* [What needs to be done]
Produce an exact copy of all records below.

[Start of Attachment]

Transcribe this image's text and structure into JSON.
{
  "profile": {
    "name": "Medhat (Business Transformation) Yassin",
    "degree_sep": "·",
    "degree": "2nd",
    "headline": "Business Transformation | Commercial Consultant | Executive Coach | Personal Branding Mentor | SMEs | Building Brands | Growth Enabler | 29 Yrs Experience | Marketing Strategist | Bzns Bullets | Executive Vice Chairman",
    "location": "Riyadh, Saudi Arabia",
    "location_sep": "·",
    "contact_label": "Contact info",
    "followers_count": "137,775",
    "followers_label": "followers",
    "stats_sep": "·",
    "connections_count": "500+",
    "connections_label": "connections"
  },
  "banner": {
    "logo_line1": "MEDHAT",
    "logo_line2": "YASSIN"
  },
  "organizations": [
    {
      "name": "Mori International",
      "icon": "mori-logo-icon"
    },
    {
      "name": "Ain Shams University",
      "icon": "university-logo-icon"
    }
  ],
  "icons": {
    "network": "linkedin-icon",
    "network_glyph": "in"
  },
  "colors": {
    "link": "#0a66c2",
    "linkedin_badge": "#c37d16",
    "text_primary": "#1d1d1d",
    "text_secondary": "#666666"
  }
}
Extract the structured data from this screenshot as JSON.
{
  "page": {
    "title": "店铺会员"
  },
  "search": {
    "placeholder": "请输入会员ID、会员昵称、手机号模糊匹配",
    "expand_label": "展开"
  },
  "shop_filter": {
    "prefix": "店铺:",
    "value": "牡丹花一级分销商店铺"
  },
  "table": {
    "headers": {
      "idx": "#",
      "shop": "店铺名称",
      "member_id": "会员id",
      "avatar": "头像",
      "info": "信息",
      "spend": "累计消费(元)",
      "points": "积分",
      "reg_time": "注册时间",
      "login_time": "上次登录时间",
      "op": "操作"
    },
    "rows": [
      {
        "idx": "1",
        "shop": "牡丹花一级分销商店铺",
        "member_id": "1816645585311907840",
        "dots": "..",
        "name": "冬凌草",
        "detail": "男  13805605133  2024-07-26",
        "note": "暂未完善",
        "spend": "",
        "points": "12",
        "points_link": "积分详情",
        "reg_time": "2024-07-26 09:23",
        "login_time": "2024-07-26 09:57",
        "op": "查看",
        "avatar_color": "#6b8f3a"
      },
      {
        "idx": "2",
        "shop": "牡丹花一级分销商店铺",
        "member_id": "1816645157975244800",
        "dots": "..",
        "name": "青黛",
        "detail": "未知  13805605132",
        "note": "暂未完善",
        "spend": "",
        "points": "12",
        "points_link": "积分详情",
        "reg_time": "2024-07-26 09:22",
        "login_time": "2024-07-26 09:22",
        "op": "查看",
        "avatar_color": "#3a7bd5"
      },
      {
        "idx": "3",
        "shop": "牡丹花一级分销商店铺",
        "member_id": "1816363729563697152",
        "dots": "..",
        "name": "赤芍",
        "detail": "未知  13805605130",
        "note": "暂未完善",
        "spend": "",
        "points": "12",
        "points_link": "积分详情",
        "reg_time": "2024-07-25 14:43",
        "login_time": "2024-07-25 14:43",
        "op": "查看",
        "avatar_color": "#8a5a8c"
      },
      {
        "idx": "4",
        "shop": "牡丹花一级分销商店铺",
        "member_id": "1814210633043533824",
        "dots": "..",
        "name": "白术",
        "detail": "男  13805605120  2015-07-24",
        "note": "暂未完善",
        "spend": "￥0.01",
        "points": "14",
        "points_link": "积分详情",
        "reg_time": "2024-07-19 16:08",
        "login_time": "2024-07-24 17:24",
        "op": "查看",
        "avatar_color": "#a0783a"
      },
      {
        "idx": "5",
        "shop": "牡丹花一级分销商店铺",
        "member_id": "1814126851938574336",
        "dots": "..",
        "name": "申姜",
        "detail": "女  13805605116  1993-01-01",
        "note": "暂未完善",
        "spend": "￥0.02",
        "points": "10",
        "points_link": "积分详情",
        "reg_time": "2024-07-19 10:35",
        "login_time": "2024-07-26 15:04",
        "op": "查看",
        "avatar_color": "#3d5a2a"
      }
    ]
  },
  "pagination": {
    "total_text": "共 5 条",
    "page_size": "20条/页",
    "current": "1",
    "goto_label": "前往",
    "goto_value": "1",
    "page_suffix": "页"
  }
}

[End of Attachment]

* [Response to the exercise]
Transcribe this image's text and structure into JSON.
{
  "profile": {
    "name": "Medhat (Business Transformation) Yassin",
    "degree_sep": "·",
    "degree": "2nd",
    "headline": "Business Transformation | Commercial Consultant | Executive Coach | Personal Branding Mentor | SMEs | Building Brands | Growth Enabler | 29 Yrs Experience | Marketing Strategist | Bzns Bullets | Executive Vice Chairman",
    "location": "Riyadh, Saudi Arabia",
    "location_sep": "·",
    "contact_label": "Contact info",
    "followers_count": "137,775",
    "followers_label": "followers",
    "stats_sep": "·",
    "connections_count": "500+",
    "connections_label": "connections"
  },
  "banner": {
    "logo_line1": "MEDHAT",
    "logo_line2": "YASSIN"
  },
  "organizations": [
    {
      "name": "Mori International",
      "icon": "mori-logo-icon"
    },
    {
      "name": "Ain Shams University",
      "icon": "university-logo-icon"
    }
  ],
  "icons": {
    "network": "linkedin-icon",
    "network_glyph": "in"
  },
  "colors": {
    "link": "#0a66c2",
    "linkedin_badge": "#c37d16",
    "text_primary": "#1d1d1d",
    "text_secondary": "#666666"
  }
}
Extract the structured data from this screenshot as JSON.
{
  "page": {
    "title": "店铺会员"
  },
  "search": {
    "placeholder": "请输入会员ID、会员昵称、手机号模糊匹配",
    "expand_label": "展开"
  },
  "shop_filter": {
    "prefix": "店铺:",
    "value": "牡丹花一级分销商店铺"
  },
  "table": {
    "headers": {
      "idx": "#",
      "shop": "店铺名称",
      "member_id": "会员id",
      "avatar": "头像",
      "info": "信息",
      "spend": "累计消费(元)",
      "points": "积分",
      "reg_time": "注册时间",
      "login_time": "上次登录时间",
      "op": "操作"
    },
    "rows": [
      {
        "idx": "1",
        "shop": "牡丹花一级分销商店铺",
        "member_id": "1816645585311907840",
        "dots": "..",
        "name": "冬凌草",
        "detail": "男  13805605133  2024-07-26",
        "note": "暂未完善",
        "spend": "",
        "points": "12",
        "points_link": "积分详情",
        "reg_time": "2024-07-26 09:23",
        "login_time": "2024-07-26 09:57",
        "op": "查看",
        "avatar_color": "#6b8f3a"
      },
      {
        "idx": "2",
        "shop": "牡丹花一级分销商店铺",
        "member_id": "1816645157975244800",
        "dots": "..",
        "name": "青黛",
        "detail": "未知  13805605132",
        "note": "暂未完善",
        "spend": "",
        "points": "12",
        "points_link": "积分详情",
        "reg_time": "2024-07-26 09:22",
        "login_time": "2024-07-26 09:22",
        "op": "查看",
        "avatar_color": "#3a7bd5"
      },
      {
        "idx": "3",
        "shop": "牡丹花一级分销商店铺",
        "member_id": "1816363729563697152",
        "dots": "..",
        "name": "赤芍",
        "detail": "未知  13805605130",
        "note": "暂未完善",
        "spend": "",
        "points": "12",
        "points_link": "积分详情",
        "reg_time": "2024-07-25 14:43",
        "login_time": "2024-07-25 14:43",
        "op": "查看",
        "avatar_color": "#8a5a8c"
      },
      {
        "idx": "4",
        "shop": "牡丹花一级分销商店铺",
        "member_id": "1814210633043533824",
        "dots": "..",
        "name": "白术",
        "detail": "男  13805605120  2015-07-24",
        "note": "暂未完善",
        "spend": "￥0.01",
        "points": "14",
        "points_link": "积分详情",
        "reg_time": "2024-07-19 16:08",
        "login_time": "2024-07-24 17:24",
        "op": "查看",
        "avatar_color": "#a0783a"
      },
      {
        "idx": "5",
        "shop": "牡丹花一级分销商店铺",
        "member_id": "1814126851938574336",
        "dots": "..",
        "name": "申姜",
        "detail": "女  13805605116  1993-01-01",
        "note": "暂未完善",
        "spend": "￥0.02",
        "points": "10",
        "points_link": "积分详情",
        "reg_time": "2024-07-19 10:35",
        "login_time": "2024-07-26 15:04",
        "op": "查看",
        "avatar_color": "#3d5a2a"
      }
    ]
  },
  "pagination": {
    "total_text": "共 5 条",
    "page_size": "20条/页",
    "current": "1",
    "goto_label": "前往",
    "goto_value": "1",
    "page_suffix": "页"
  }
}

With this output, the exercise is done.